As I was scrolling down through TV stations during my morning attempt at exercise I stopped when I saw David Letterman being interviewed. I always enjoyed his show but rarely stayed up late enough to watch it on any kind of regular basis. The retired Letterman was told that Colbert, Kimmel and Fallen all consider him a mentor and they asked him to comment on that. While flattered he kind of admitted that he was just busy putting his show out and did not anticipate that he would one day be considered a mentor. And then he gave credit to Steve Allen for being a mentor to him. It was an entertaining segment, at least for me it was. I’m a fan.
How I drag this topic back to the fastener industry is puzzling even to me, but I have a linear connection from stuff that goes on daily back to the fastener industry. Well, maybe not directly to the fastener industry but back to work, daily life, etc.
As they talked about mentors I recalled that the NFDA launched a mentorship program a few years ago. For all I know the program might be thriving and churning out a host of well mentored fastener industry professionals. I suppose if there is one person enjoying that kind of relationship then it was a worthwhile program. But just like Letterman being a mentor, sometimes the person acting as a mentor or being a teacher, an example or whatever – sometimes they do not even know they are, in essence, being a mentor. I’m a “son of” from the industry. It is not like my dad would sit me down and say “OK, in the fastener industry you have to do this, that and the other”. I just kind of watched, repeated some of the stuff that worked (and was still comfortable for me) and through time he was, of course, a mentor. Lucky for me, I have had several other people I consider mentors and I value each of them. Lots of sons and daughters have this same experience. I’m lucky, I got along with my dad. Some people have mentorship experiences where they NEVER want to do it like their parent did it. I have a nephew who teaches who was raised by my brother, another teacher. When a cousin said to him “hey, a teacher, just like your old man” my nephew quickly and emphatically answers “NO!, nothing like him. I had him in class and I go to work every day trying to do the exact opposite of what he did”. It’s kind of hysterical because the two of them actually get along but my nephew does not budge on their approach to their line of work. So, was my brother a mentor?? I don’t know, but probably.

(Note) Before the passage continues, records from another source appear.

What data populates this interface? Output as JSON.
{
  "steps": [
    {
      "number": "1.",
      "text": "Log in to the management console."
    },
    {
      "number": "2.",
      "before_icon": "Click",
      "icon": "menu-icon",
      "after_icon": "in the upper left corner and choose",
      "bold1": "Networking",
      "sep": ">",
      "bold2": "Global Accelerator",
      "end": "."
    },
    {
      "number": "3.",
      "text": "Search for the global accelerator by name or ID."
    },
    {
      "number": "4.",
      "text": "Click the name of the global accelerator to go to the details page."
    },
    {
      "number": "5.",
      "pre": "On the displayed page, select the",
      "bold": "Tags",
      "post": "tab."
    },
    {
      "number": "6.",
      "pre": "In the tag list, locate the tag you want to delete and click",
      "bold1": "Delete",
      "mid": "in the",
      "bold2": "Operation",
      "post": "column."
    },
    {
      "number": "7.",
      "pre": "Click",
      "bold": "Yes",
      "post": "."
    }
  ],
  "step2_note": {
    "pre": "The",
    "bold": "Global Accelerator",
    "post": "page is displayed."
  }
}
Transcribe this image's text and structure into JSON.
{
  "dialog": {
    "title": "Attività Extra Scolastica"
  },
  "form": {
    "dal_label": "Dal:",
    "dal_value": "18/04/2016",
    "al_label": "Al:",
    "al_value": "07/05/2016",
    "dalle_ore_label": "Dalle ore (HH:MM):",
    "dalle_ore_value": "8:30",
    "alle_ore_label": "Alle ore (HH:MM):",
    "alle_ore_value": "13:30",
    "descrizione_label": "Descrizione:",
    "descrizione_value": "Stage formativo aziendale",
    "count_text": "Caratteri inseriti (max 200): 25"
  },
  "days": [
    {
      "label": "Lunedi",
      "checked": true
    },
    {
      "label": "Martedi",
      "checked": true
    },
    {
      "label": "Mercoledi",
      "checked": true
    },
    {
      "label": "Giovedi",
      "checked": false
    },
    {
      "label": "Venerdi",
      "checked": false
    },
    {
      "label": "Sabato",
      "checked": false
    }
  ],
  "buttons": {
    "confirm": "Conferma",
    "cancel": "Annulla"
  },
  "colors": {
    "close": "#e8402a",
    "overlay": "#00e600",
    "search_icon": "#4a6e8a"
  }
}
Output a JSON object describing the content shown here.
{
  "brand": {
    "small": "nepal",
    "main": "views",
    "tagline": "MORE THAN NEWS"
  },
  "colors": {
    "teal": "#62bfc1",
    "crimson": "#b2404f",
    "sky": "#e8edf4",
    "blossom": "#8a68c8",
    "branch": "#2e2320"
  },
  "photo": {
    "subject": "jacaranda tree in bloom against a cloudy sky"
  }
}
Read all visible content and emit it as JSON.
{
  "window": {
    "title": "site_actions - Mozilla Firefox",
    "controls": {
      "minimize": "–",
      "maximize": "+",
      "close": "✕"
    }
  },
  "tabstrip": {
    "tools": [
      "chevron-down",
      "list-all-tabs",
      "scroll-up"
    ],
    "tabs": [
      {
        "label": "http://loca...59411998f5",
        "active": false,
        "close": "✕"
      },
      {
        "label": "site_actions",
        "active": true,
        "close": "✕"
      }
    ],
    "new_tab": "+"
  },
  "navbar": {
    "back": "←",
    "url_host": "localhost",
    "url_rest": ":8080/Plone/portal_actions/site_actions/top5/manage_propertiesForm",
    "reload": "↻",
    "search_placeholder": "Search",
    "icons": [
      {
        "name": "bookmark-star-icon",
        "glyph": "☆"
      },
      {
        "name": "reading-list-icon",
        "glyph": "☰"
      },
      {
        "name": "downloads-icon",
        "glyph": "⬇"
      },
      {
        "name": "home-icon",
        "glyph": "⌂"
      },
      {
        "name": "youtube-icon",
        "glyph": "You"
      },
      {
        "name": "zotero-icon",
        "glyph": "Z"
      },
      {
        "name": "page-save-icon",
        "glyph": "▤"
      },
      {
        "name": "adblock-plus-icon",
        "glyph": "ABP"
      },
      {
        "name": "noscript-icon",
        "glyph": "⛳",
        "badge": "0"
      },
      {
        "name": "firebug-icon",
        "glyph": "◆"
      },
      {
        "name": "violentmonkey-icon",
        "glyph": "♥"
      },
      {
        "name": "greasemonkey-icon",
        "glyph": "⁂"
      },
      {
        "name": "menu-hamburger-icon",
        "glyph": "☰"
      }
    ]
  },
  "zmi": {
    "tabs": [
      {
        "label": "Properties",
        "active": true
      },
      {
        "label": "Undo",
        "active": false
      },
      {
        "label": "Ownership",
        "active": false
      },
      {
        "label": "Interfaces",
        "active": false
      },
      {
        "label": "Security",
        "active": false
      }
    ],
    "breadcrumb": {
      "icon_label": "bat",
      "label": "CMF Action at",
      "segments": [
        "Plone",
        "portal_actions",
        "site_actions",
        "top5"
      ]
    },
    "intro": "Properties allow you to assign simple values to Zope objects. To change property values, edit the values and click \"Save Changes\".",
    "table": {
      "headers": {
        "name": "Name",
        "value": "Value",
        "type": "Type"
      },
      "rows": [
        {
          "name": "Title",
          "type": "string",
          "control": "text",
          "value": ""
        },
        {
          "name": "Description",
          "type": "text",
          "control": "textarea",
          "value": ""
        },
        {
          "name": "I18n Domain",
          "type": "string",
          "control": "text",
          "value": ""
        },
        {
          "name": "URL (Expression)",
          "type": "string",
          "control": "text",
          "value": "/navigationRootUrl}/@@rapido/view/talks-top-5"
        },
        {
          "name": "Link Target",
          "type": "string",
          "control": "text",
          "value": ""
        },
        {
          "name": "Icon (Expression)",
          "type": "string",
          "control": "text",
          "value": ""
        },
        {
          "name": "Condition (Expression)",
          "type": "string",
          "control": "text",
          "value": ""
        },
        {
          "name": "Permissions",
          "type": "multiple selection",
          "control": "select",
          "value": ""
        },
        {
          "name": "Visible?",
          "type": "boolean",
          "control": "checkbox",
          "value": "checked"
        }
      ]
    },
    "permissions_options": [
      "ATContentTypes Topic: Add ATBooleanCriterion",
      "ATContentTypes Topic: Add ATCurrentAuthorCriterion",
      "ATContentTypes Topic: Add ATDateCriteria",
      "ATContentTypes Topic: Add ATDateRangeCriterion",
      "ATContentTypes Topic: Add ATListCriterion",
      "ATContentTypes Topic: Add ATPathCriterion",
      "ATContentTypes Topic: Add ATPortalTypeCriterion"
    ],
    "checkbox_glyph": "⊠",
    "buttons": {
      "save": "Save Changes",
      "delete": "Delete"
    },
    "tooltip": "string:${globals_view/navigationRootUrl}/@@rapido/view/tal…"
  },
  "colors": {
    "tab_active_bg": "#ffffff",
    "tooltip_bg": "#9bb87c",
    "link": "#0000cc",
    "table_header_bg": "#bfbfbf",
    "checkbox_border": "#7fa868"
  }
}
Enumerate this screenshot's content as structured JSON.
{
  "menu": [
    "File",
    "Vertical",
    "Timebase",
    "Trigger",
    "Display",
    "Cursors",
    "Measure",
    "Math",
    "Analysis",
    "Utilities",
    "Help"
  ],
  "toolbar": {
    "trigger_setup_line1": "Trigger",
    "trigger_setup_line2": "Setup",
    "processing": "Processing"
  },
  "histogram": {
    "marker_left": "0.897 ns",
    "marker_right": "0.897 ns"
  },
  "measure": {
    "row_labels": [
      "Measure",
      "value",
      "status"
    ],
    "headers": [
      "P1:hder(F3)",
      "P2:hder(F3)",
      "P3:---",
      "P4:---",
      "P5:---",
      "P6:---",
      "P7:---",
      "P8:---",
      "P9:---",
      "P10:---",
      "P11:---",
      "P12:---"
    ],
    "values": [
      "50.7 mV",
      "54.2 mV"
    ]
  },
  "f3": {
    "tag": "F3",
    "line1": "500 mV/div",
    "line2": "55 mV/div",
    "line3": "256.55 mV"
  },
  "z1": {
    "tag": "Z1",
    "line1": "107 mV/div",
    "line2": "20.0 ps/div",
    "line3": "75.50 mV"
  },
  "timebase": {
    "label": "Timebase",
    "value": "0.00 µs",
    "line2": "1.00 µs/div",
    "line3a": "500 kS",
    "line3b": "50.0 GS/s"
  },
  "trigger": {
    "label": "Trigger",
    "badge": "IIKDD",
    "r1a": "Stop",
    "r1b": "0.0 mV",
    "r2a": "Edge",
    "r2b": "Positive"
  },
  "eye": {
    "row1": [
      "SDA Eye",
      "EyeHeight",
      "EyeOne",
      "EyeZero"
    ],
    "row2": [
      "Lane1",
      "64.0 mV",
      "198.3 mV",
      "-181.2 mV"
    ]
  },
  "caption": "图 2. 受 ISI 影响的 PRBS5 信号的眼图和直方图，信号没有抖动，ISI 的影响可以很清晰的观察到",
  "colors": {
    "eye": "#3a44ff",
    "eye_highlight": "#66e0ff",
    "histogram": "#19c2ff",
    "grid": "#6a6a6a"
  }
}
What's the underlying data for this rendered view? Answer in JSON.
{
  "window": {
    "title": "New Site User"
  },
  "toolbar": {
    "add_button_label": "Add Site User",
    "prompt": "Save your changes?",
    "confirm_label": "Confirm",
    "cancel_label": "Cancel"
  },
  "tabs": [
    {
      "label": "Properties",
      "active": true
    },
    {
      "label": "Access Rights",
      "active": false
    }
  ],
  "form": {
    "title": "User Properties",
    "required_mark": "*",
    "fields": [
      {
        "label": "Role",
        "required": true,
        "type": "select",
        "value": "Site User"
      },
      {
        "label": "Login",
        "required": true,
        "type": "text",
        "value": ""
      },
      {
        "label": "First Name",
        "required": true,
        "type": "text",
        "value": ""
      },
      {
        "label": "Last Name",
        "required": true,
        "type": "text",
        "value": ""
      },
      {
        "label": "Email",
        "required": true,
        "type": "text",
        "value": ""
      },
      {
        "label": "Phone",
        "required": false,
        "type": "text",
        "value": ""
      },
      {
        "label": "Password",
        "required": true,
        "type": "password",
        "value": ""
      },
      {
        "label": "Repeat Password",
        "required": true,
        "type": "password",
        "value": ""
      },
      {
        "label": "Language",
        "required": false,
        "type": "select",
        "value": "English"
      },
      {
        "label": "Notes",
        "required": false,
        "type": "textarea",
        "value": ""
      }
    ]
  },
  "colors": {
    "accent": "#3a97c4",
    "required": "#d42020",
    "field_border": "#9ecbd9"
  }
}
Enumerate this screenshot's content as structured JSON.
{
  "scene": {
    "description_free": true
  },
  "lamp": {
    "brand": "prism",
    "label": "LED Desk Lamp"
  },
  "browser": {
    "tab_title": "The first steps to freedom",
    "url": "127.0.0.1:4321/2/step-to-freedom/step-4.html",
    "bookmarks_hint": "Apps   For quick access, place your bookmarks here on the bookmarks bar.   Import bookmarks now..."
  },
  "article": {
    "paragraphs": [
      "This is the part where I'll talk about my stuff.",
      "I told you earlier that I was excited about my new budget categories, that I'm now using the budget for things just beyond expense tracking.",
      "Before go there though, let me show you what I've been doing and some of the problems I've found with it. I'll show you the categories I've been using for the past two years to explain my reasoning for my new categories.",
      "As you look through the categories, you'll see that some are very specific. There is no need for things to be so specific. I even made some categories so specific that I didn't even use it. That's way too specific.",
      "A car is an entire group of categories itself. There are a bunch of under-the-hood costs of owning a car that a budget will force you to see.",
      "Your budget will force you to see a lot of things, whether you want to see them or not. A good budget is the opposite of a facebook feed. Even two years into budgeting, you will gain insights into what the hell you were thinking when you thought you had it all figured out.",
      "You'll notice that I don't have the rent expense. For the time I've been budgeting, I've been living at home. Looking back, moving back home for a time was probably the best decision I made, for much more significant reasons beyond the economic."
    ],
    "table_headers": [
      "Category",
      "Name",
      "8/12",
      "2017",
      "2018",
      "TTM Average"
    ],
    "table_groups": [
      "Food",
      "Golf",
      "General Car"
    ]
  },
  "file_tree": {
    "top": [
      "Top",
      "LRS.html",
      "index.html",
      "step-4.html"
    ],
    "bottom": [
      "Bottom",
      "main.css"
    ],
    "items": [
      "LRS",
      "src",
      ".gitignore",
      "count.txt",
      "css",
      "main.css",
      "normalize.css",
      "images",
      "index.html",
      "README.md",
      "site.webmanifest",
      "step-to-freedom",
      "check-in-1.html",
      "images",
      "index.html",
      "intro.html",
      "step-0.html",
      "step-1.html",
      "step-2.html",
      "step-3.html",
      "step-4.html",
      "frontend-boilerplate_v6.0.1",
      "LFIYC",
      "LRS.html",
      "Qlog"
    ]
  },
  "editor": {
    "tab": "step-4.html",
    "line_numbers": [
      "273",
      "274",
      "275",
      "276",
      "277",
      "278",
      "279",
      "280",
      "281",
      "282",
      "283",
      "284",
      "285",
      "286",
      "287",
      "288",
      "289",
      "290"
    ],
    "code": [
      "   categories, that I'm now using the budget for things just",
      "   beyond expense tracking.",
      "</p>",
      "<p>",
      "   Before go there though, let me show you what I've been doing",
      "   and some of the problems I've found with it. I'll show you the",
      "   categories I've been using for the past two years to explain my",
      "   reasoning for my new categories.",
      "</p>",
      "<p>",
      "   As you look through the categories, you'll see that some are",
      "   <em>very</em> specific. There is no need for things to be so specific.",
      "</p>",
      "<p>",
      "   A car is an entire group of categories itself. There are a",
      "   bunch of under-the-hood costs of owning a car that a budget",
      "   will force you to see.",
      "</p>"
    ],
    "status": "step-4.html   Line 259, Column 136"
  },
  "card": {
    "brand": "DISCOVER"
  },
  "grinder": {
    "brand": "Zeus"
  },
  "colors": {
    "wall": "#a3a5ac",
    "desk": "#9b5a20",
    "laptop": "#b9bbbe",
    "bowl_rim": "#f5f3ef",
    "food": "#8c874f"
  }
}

Mentors don’t always show up when your young or starting out in your job though that is often the case. I still am meeting people in our industry who are dealing with situations I have not yet encountered and they are, in fact, mentors. This is not my personal example but an example that apply might apply to other industry old timers. There are many owners of distributors who have run a great business for years who are now looking to sell because there is no family member there to take over the business. In that situation, a 65 year old business owner might need a mentor to help them sort out the questions of how to go about selling their business. OK, they need a mentor and accountant and a lawyer. But I’m sure it is helpful to have someone to bounce ideas off of it they’ve been through the process already.
So, I’d be curious to hear feedback from anyone in the NFDA on how the mentorship program has worked out. I hope it has and is going well. But I’m not sure you can just sign up a mentor and say “OK, you’re going to mentor this person”. Like with Letterman, sometimes people just watching you do your job is the best form of education one can offer. Maybe someone is watching you, maybe not. It would be like a “best friends” program. “Hey, sign up and Joe will be your best friend for the next year”. Best friends, or even good friends just happen. You don’t plan them, and sometimes you simply end up being best friends just because you grew up together, or experienced college together or got in trouble as little kids together. Some mentors become mentors because someone watch what they do and how they do it over a long period of time.
This blog site is not really very good at getting people to respond or engage in conversations. That being said, I would welcome people to respond with examples of people you consider mentors. Feel free to share a story. Or even just respond with the name of someone you consider a mentor. Or don’t do it. Whatever suits you on this lovely Sunday morning.